They say breaking up is hard to do, but staying together is even harder. Therapists often cite the number one mistake couples make is waiting to fix problems until it’s too late. Therapy is for those who are committed to their partner, not those already considering separation.
Carriers and brokers have partnered for years to serve employers’ health insurance needs. In today’s U.S. health insurance environment, brokers are under pressure to demonstrate more value, and carriers are operating in a hyper-competitive marketplace. The changing landscape represents an opportunity to re-evaluate the carrier/broker relationship, but how do you know that it might be time for some therapy?
Are you committed to the relationship?
If the broker is not part of the carrier’s long-term growth strategy – for example you are planning a direct or consumer play-down market – therapy won’t help. If the broker is opening their own exchange or deploying strategies to commoditize the insurance product, therapy won’t work.
Are you easy to do business with?
If carriers are not responding with quotes in a timely fashion (e.g., 1-3 days), providing data brokers need to create value, or meeting service level commitments, they are not easy to do business with. If brokers are not transparent – clearly communicating their strategy and partnership needs – they are not easy to do business with. If you are committed but simply not easy to do business with, it’s time for therapy. Therapy represents an opportunity to get these problems out on the table and address them.
Do you know what your partner values?
If carriers are still spending their money on events and broker forums to develop relationships, they don’t understand what the contemporary broker needs. Today’s broker wants analytics, tools, input during product development and access to underwriting staff. Carriers value loyalty and transparency. Carriers understand it’s a competitive marketplace and expect a fair shot at putting their best foot forward. If you are questioning your understanding of what your partner values, then it’s time for therapy.
So now you know whether or not therapy is for you. Now where do we begin?
Start with the following steps:
1. Have a Session – The first step is walking through the door. Sit down together – in person – to discuss how to improve the relationship. Air all the dirty laundry, identify the problems and opportunities to target, and put a plan of action in place. Establish a regular cadence of “sessions” to keep the momentum and maintain communication.
2. Commit to Make Changes – If the carrier wants more quote opportunities and the broker wants faster quote response time, start there. Keep it simple. Demonstrate to your partner that you are serious about investing in the relationship. Once you have established trust, you can expand the number and complexity of opportunities addressed.
3. Execute – Commitments made to your partner should be taken seriously. Assign internal accountability for achieving agreed performance standards. Set goals and track.

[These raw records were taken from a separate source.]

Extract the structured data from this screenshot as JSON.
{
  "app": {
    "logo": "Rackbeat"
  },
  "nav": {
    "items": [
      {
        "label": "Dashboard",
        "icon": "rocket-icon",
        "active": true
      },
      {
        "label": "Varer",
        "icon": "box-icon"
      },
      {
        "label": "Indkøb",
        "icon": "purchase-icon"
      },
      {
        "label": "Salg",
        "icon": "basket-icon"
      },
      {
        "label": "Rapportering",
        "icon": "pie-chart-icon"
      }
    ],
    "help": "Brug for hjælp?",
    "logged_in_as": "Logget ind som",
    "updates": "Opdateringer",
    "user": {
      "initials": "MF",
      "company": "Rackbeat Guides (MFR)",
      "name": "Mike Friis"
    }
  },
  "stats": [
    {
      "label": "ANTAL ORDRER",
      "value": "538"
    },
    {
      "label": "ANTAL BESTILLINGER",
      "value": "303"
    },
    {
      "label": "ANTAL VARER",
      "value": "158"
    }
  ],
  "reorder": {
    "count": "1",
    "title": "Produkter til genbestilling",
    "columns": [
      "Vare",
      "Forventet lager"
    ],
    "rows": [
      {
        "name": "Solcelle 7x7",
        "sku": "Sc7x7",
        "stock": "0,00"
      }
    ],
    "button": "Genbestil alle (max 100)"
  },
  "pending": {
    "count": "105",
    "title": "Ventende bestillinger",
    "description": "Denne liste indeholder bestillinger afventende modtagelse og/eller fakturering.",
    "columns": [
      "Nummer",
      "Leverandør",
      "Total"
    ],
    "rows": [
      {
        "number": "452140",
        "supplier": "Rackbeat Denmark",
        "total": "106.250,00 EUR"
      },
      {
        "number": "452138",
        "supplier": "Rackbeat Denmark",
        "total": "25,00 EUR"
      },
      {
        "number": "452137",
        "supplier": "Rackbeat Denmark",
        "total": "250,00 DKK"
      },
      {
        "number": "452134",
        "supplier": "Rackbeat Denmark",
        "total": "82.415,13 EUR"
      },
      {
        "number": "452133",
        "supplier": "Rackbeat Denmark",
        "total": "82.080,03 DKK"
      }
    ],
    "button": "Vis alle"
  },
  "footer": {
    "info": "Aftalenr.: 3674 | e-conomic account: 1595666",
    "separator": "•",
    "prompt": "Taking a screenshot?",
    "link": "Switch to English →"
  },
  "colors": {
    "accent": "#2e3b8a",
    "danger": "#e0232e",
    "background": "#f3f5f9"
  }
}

If the broker is committed to more quote volume, monitor it and communicate when performance does not meet expectations. If the broker requires faster quote response time, measure it. Hold people accountable for maintaining standards.
The U.S. Health Insurance landscape is evolving. Depending on who you speak with, it’s just another cycle like consumerism and it will move slowly. Others are more bullish – health insurance is heading towards commoditization and exchanges will rapidly change the world.
Regardless of the speed or degree of change, sales leaders agree change is afoot and it’s time to take a fresh look at long-standing paradigms like the Carrier-Broker relationship.
Going to therapy can be painful. You can’t be passive; you have to take action. If you are committed to the relationship, then don’t make the fatal mistake of waiting until the separation is the only option.